I know some people here in Central Texas that are retired General Motors employees and at present they still have good retirement packages that include a monthly salary as well as health and life insurance benefits. Over the past year, some experts have made the unwelcome prediction that these hard fought for benefits that retired GM employees have earned, might be taken away at some future date. If that happens it will not only be a tragedy for retired GM workers, but for the United States as a whole. There was a time in this country when people would shake someones hand in agreement and stick with that commitment through thick and thin. However, those days have come and gone in a business world that only cares about what someone has done for them today.
I am truly worried about not only the future of GM, but also Ford and Chrysler as well. American consumers have lost faith in U.S. automobile companies so year after year, more and more consumers are choosing to spend their automotive dollars on imported vehicles. While quality does play a major role in this switch from domestic to imported car purchases, the system used to sell domestic cars is a greater problem. With a never ending supply of gimmicks from bait and switch pricing to here today and gone tomorrow teaser automobile interest rates – the American consumer is tired of playing the same old game when they decide to purchase or lease an automobile.
Detroit's big three are trying to make improvements to the quality of their vehicles and the way they are marketed.
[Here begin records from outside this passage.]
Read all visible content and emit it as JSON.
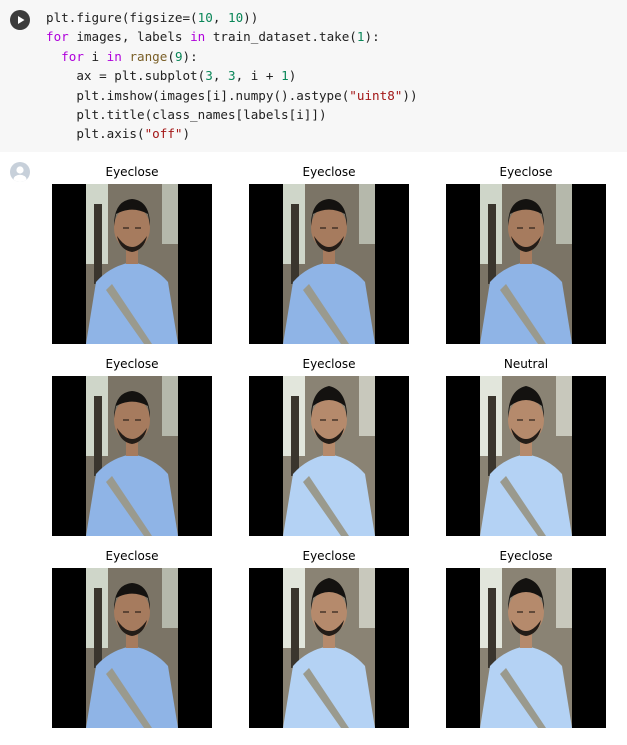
{
  "code_cell": {
    "run_button": "play-icon",
    "lines": [
      [
        {
          "t": "plain",
          "s": "plt.figure(figsize=("
        },
        {
          "t": "num",
          "s": "10"
        },
        {
          "t": "plain",
          "s": ", "
        },
        {
          "t": "num",
          "s": "10"
        },
        {
          "t": "plain",
          "s": "))"
        }
      ],
      [
        {
          "t": "kw",
          "s": "for"
        },
        {
          "t": "plain",
          "s": " images, labels "
        },
        {
          "t": "kw",
          "s": "in"
        },
        {
          "t": "plain",
          "s": " train_dataset.take("
        },
        {
          "t": "num",
          "s": "1"
        },
        {
          "t": "plain",
          "s": "):"
        }
      ],
      [
        {
          "t": "plain",
          "s": "  "
        },
        {
          "t": "kw",
          "s": "for"
        },
        {
          "t": "plain",
          "s": " i "
        },
        {
          "t": "kw",
          "s": "in"
        },
        {
          "t": "plain",
          "s": " "
        },
        {
          "t": "fn",
          "s": "range"
        },
        {
          "t": "plain",
          "s": "("
        },
        {
          "t": "num",
          "s": "9"
        },
        {
          "t": "plain",
          "s": "):"
        }
      ],
      [
        {
          "t": "plain",
          "s": "    ax = plt.subplot("
        },
        {
          "t": "num",
          "s": "3"
        },
        {
          "t": "plain",
          "s": ", "
        },
        {
          "t": "num",
          "s": "3"
        },
        {
          "t": "plain",
          "s": ", i + "
        },
        {
          "t": "num",
          "s": "1"
        },
        {
          "t": "plain",
          "s": ")"
        }
      ],
      [
        {
          "t": "plain",
          "s": "    plt.imshow(images[i].numpy().astype("
        },
        {
          "t": "str",
          "s": "\"uint8\""
        },
        {
          "t": "plain",
          "s": "))"
        }
      ],
      [
        {
          "t": "plain",
          "s": "    plt.title(class_names[labels[i]])"
        }
      ],
      [
        {
          "t": "plain",
          "s": "    plt.axis("
        },
        {
          "t": "str",
          "s": "\"off\""
        },
        {
          "t": "plain",
          "s": ")"
        }
      ]
    ]
  },
  "output": {
    "avatar": "output-avatar-icon",
    "panels": [
      {
        "title": "Eyeclose",
        "style": "A"
      },
      {
        "title": "Eyeclose",
        "style": "A"
      },
      {
        "title": "Eyeclose",
        "style": "A"
      },
      {
        "title": "Eyeclose",
        "style": "A"
      },
      {
        "title": "Eyeclose",
        "style": "B"
      },
      {
        "title": "Neutral",
        "style": "B"
      },
      {
        "title": "Eyeclose",
        "style": "A"
      },
      {
        "title": "Eyeclose",
        "style": "B"
      },
      {
        "title": "Eyeclose",
        "style": "B"
      }
    ]
  }
}
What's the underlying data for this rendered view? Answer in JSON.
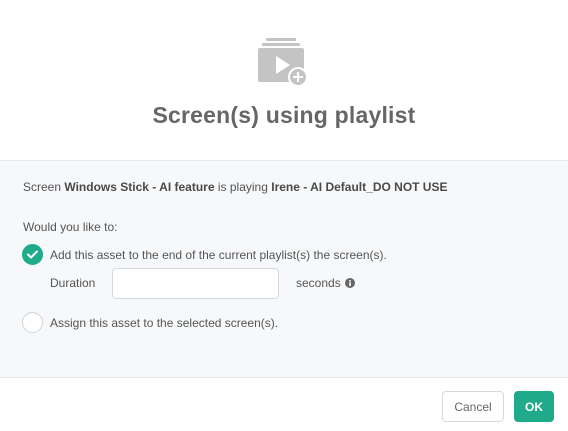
{
  "dialog": {
    "title": "Screen(s) using playlist",
    "header_icon": "playlist-add-icon"
  },
  "info": {
    "prefix": "Screen",
    "screen_name": "Windows Stick - AI feature",
    "middle": "is playing",
    "playlist_name": "Irene - AI Default_DO NOT USE"
  },
  "question": "Would you like to:",
  "options": {
    "append": {
      "label": "Add this asset to the end of the current playlist(s) the screen(s).",
      "selected": true
    },
    "assign": {
      "label": "Assign this asset to the selected screen(s).",
      "selected": false
    }
  },
  "duration": {
    "label": "Duration",
    "value": "",
    "unit": "seconds",
    "info_icon": "info-circle-icon"
  },
  "buttons": {
    "cancel": "Cancel",
    "ok": "OK"
  },
  "colors": {
    "accent": "#1fab89",
    "title": "#666666",
    "body_background": "#f7f8fa"
  }
}
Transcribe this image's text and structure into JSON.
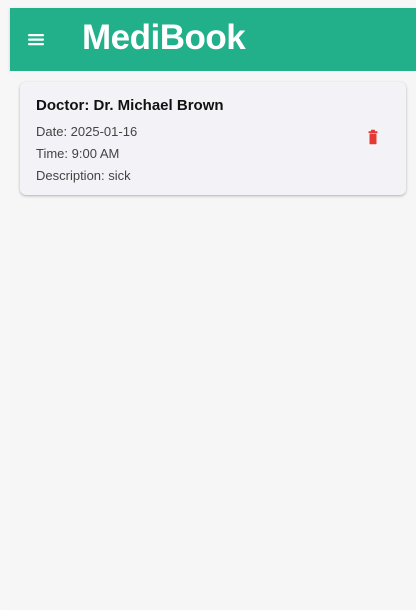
{
  "app_bar": {
    "title": "MediBook",
    "menu_icon": "hamburger-menu-icon",
    "background_color": "#21b08a",
    "title_color": "#ffffff"
  },
  "appointments": [
    {
      "doctor_label": "Doctor: Dr. Michael Brown",
      "date_label": "Date: 2025-01-16",
      "time_label": "Time: 9:00 AM",
      "description_label": "Description: sick",
      "delete_icon": "trash-icon",
      "delete_icon_color": "#e53935"
    }
  ],
  "colors": {
    "page_background": "#f6f6f6",
    "card_background": "#f3f2f6",
    "primary_text": "#111111",
    "secondary_text": "#444444"
  }
}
However, these changes may be coming too late to save these once great industrial giants from ruin.
Read more about the Big Three:
Ford Motor Company (F) Reaches UAW Deal - No Strike
UAW Next Strike Target - Ford Motor Company
UAW Workers Strike Chrysler As Contract Expires
UAW/GM Reach Quick Settlement After Strike
UAW Strike Could Destroy GM's Future